For the past few years, there has been a discussion of aspects of Sadie’s that the community finds disconcerting. Ms. Amie Creagh, Assistant Head of School for Student Life, explained, “In the last 12 months, the number of voices and the volume of their concerns have increased.”

Given the complaints from parents and students alike about the dance’s dynamic, Ms. Creagh stated, “We felt like some adjustments need to be made… I would have felt irresponsible not to respond to these concerns.”

Credit: Valerie Ma
Credit: Valerie Ma

One of many concerns that has been brought up is the power dynamic between the 11th or 12th grader and their 9th or 10th grade date. Ms. Creagh said, “As a school, it sends a mixed message to send a post-graduate boy and a 9th grade girl on a ‘date.’” Ms. Creagh also spoke about inappropriate costumes, such as a bunny and a hunter, that only contribute to this “power imbalance.”

She also spoke to “the heteronormative nature of the dance [that] is exclusive to gay and lesbian members of the community,” as every boy is paired with a girl. Finally, she addressed the fact that some upperclassmen aren’t asked to be on halls, causing a “‘who’s hot and who’s not’ arrangement.”

Because of the prevalence of these issues, the Student Life office sought to work with proctors to find a solution that “wouldn’t blow up the dance completely, but would thoughtfully address the concerns that have come up,” Ms. Creagh said.

During the meeting between proctors and the Student Life office, a few proposals were put forward to address some of these concerns. Some proposed ideas included continuing a dialogue between proctors and their proctees to reinforce the idea that the pairs are not “dates,” and to have 9th and 10th grade halls walk over together to meet their dates at the dance.

Shai Lineberry ’17, a 9th grade proctor on Johnson I, addressed the importance of speaking with proctees about the language used in the context of “dates.” She said, “We talked about framing it right with your proctees through having the right dialogue to desexualize the whole thing.” Lineberry added that using a word like “partner” or “pair” could lessen the pressure associated with the word “date.”

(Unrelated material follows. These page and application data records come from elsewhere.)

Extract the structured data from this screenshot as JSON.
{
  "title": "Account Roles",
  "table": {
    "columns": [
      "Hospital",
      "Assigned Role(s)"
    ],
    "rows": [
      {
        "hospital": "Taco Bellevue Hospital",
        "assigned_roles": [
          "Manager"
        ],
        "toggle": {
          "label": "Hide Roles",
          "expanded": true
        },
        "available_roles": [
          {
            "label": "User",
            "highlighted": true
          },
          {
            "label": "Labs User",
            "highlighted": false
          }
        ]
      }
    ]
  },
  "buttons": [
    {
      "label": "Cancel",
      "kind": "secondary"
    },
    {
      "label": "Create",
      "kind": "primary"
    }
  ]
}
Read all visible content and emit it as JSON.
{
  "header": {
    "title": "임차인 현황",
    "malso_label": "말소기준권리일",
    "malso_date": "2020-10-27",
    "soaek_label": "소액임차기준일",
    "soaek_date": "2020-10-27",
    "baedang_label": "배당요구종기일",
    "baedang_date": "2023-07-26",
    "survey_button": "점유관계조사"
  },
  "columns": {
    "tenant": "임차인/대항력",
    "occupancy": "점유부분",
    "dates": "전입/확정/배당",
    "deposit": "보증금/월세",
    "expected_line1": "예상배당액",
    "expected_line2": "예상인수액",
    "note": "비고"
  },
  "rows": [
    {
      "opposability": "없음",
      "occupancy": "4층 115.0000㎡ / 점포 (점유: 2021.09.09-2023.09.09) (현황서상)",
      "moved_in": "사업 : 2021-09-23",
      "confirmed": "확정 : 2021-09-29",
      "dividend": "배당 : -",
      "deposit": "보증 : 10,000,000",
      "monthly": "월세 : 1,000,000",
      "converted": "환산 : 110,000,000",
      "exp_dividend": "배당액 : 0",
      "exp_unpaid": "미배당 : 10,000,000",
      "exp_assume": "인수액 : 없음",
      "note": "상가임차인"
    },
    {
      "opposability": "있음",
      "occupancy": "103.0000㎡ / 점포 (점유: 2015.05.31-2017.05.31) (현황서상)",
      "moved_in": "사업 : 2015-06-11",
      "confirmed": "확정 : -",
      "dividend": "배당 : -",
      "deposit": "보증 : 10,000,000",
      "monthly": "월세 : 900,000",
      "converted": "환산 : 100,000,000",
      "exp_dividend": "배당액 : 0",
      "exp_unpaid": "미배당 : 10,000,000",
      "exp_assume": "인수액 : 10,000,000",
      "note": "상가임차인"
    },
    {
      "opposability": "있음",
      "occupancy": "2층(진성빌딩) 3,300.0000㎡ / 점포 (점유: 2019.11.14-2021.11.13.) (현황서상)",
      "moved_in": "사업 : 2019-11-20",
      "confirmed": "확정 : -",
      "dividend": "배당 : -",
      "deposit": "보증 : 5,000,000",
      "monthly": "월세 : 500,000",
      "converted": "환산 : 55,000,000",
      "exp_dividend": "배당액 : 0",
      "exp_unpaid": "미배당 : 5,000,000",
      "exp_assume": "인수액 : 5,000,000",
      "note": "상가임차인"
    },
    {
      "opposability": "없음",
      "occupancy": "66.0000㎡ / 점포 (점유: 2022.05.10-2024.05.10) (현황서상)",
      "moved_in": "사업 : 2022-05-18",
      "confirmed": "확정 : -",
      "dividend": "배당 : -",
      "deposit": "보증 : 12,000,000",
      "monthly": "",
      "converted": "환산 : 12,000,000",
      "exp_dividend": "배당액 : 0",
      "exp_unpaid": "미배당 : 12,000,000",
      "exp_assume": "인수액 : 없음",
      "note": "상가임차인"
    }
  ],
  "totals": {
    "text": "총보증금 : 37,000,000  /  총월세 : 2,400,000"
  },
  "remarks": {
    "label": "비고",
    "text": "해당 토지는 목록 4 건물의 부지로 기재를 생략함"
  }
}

Cynthia Lugo ’20 spoke about how 9th grade girls anticipated the dance: “I wasn’t really nervous, but a lot of the girls on my hall were.” She also expressed the disconnect between the expectation of a date versus the typical reality: “We said hello, what our name is, where we’re from, and that was it. When we got to the dance, we just split up.”

Other students appreciated the opportunity to meet students in different grades. Juliet Perry ’19 said, “I liked…how it integrates the upperclassmen and underclassmen.”

Logan Knight ’17 hopes to see people of different grades interact in a more normalized context. “I really like the idea of having an upperclassmen hall of the opposite gender be paired with an underclassmen hall and have feeds throughout the year, and have Sadie’s just be an aspect of that relationship.”

Ms. Creagh and the rest of the Deerfield administration hope to maintain the tradition of a Halloween dance. However, Ms. Creagh asserted, “Ultimately, [Sadie’s] has been making lots and lots of kids uncomfortable.” As a result, the administration is working with student leaders such as the proctors and the Student Planning Committee to make Sadies more inclusive in years to come.